Editor’s note: This summer, as the urgent issue of racial injustice took center stage, ASA and Justice in Aging embarked upon a series of articles in Generations Today highlighting for the aging advocacy community how aging, identity and racial equity intersect. Called "On Aging, Race, Identity and Equity," the articles will run in each issue for a year.
The COVID-19 pandemic poses challenges for nearly all communities across the country. Yet older people of color face even greater burdens with mounting disparities that must be identified and resolved.
As COVID-19 continues to ravage communities of color, data show shocking disparities in outcome based on race and ethnicity. Recent data show significantly higher COVID-19 hospitalizations for Black, Latinx, and American Indian/Alaska Native Medicare beneficiaries. The rates are even higher for people of color who are dually enrolled in Medicare and Medicaid. Racial and ethnic inequities in healthcare are magnified in long term care settings as nursing facilities have seen some of the largest outbreaks of COVID-19 infections and devastating mortality rates. In particular, facilities with predominantly Black and Latinx residents have significantly higher numbers of infections and mortalities compared to facilities with predominantly white residents.
The pandemic exacerbates healthcare inequities for older adults with some states and hospitals implementing crisis standards that limit access to life-saving treatment. These standards often include ageist and ableist policies that triage resources. While advocates are working to resolve discriminatory standards, many still include biased policies that disproportionately impact older adults of color. For example, many policies consider a patient’s long-term survivability based on their existing health issues, even if they are likely to survive COVID-19.
Due in large part to systemic racism and reduced access to healthcare, older adults of color have higher rates of conditions like diabetes, hypertension and heart disease. Using a patient’s life expectancy creates policies that exacerbate existing health inequities among communities of color. Crisis standards must triage resources in a manner which does not include ageist or ableist policies or compound long-standing inequities in healthcare.
Older Asian Americans and Pacific Islanders (AAPI) experience additional hardships. Since the beginning of the pandemic, older AAPI were subjected to xenophobic harassment, leading to social isolation long before stay-at-home orders took place. Dorothy, a 72-year-old Chinese American experienced all of these challenges and more in her neighborhood in Seattle’s Chinatown. She witnessed Chinese-owned businesses lose customers and the cancellation of celebrated events like Lunar New Year weeks in advance of Seattle’s stay-at-home order.
An Opportunity to Dismantle Inadequate and Racist Systems
Over the following months, more older adults experienced depression and loneliness due to significantly reduced visitation from loved ones. The effects of isolation are particularly devastating in nursing facilities and other congregate residential settings where visitors are barred absent limited circumstances. Isolation is even more acute for older adults with Limited English Proficiency (LEP) as restrictions on visitation prevent loved ones who speak their primary language from visiting. Difficulty accessing interpreters and translated materials further prevents older adults with LEP from utilizing telehealth for remote medical appointments.

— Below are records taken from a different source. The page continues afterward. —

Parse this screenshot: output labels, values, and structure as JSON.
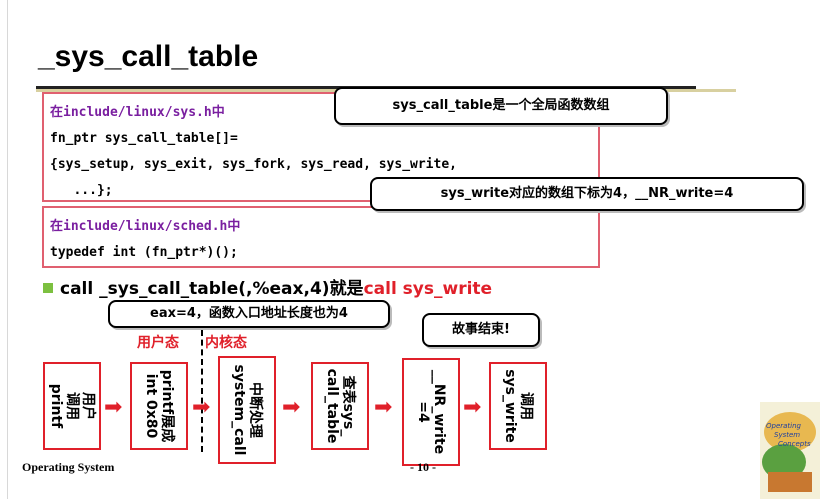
{
  "slide": {
    "title": "_sys_call_table",
    "code_block_1": {
      "lines": [
        "在include/linux/sys.h中",
        "fn_ptr sys_call_table[]=",
        "{sys_setup, sys_exit, sys_fork, sys_read, sys_write,",
        "   ...};"
      ]
    },
    "code_block_2": {
      "lines": [
        "在include/linux/sched.h中",
        "typedef int (fn_ptr*)();"
      ]
    },
    "callouts": {
      "global_array": "sys_call_table是一个全局函数数组",
      "index": "sys_write对应的数组下标为4，__NR_write=4",
      "entry_len": "eax=4，函数入口地址长度也为4",
      "end": "故事结束!"
    },
    "statement": {
      "part1": "call _sys_call_table(,%eax,4)",
      "part2": "就是",
      "part3": "call sys_write"
    },
    "modes": {
      "user": "用户态",
      "kernel": "内核态"
    },
    "flow_steps": [
      "用户\n调用\nprintf",
      "printf展成\nint 0x80",
      "中断处理\nsystem_call",
      "查表sys_\ncall_table",
      "__NR_write\n=4",
      "调用\nsys_write"
    ],
    "footer": {
      "left": "Operating System",
      "page": "- 10 -"
    },
    "logo": {
      "text": "Operating System Concepts"
    },
    "colors": {
      "accent_red": "#e0202a",
      "box_border": "#e06070",
      "code_purple": "#7a1fa0",
      "bullet_green": "#7cc040"
    }
  }
}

‘Eliminating the systemic racism resulting in health disparities among older adults of color is a massive undertaking.’
This moment creates an opportunity to dismantle the inadequate and racist systems that underpin our long-term care and healthcare infrastructure. While care facilities can exercise safe infection control measures to reduce the spread of Coronavirus, access to Home and Community-Based Services (HCBS) allow older adults and persons with disabilities to avoid nursing home placement by receiving services in their homes or communities, and would do much more to save lives and reduce the spread of the virus.
It is far past the time to eliminate the institutional bias in Medicaid by requiring states to cover HCBS in the same way as states currently are required to pay for institutional care. But this is not enough. We must also address other forms of racial discrimination that negatively impact the quality of HCBS older adults of color receive and the racist policies that have denied older adults of color access to housing. The shocking rates of homelessness among older Black adults leads to worse health outcomes and reduced life expectancy.

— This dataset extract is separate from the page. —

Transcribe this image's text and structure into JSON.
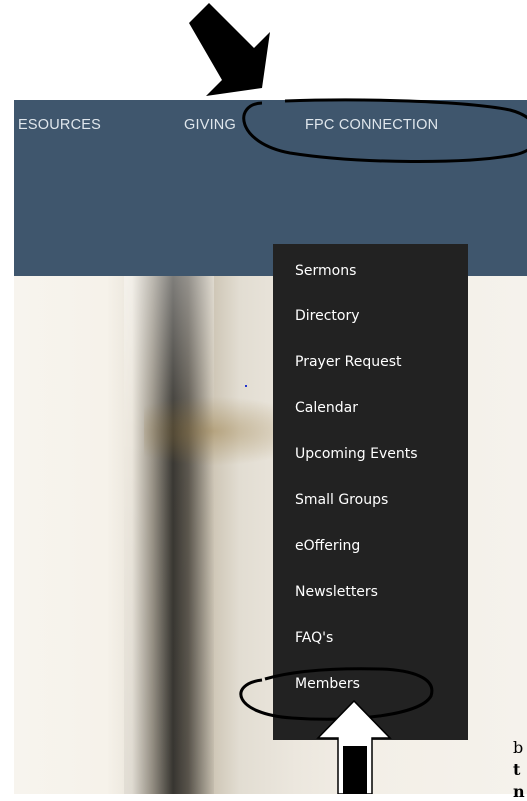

Eliminating the systemic racism resulting in health disparities among older adults of color is a massive undertaking. Beyond implementing policies to ensure equal access to HCBS, it is critical that policymakers and administrators at every level of government center equity in responding to COVID-19 to mitigate additional and growing disparities.
Federal and state agencies must collect and provide more intersectional data on racial disparities in health, housing and long-term care among different communities of color. Healthcare providers and insurers must improve language access and cultural competency. Finally, providers should be required to undergo racial justice and implicit bias training and receive support to address disparities and prejudicial crisis standards of care.
Gelila is a staff attorney at Justice in Aging, based out of its Washington, DC, office.
This blog first appeared as a guest blog by Justice in Aging on the National Health Law Program site. The blog was part of a series highlighting the grave health inequities plaguing the country. The National Health Law Program advocates, educates, and litigates at the federal and state levels to protect and advance health care access and the civil rights of low-income people and other underserved groups.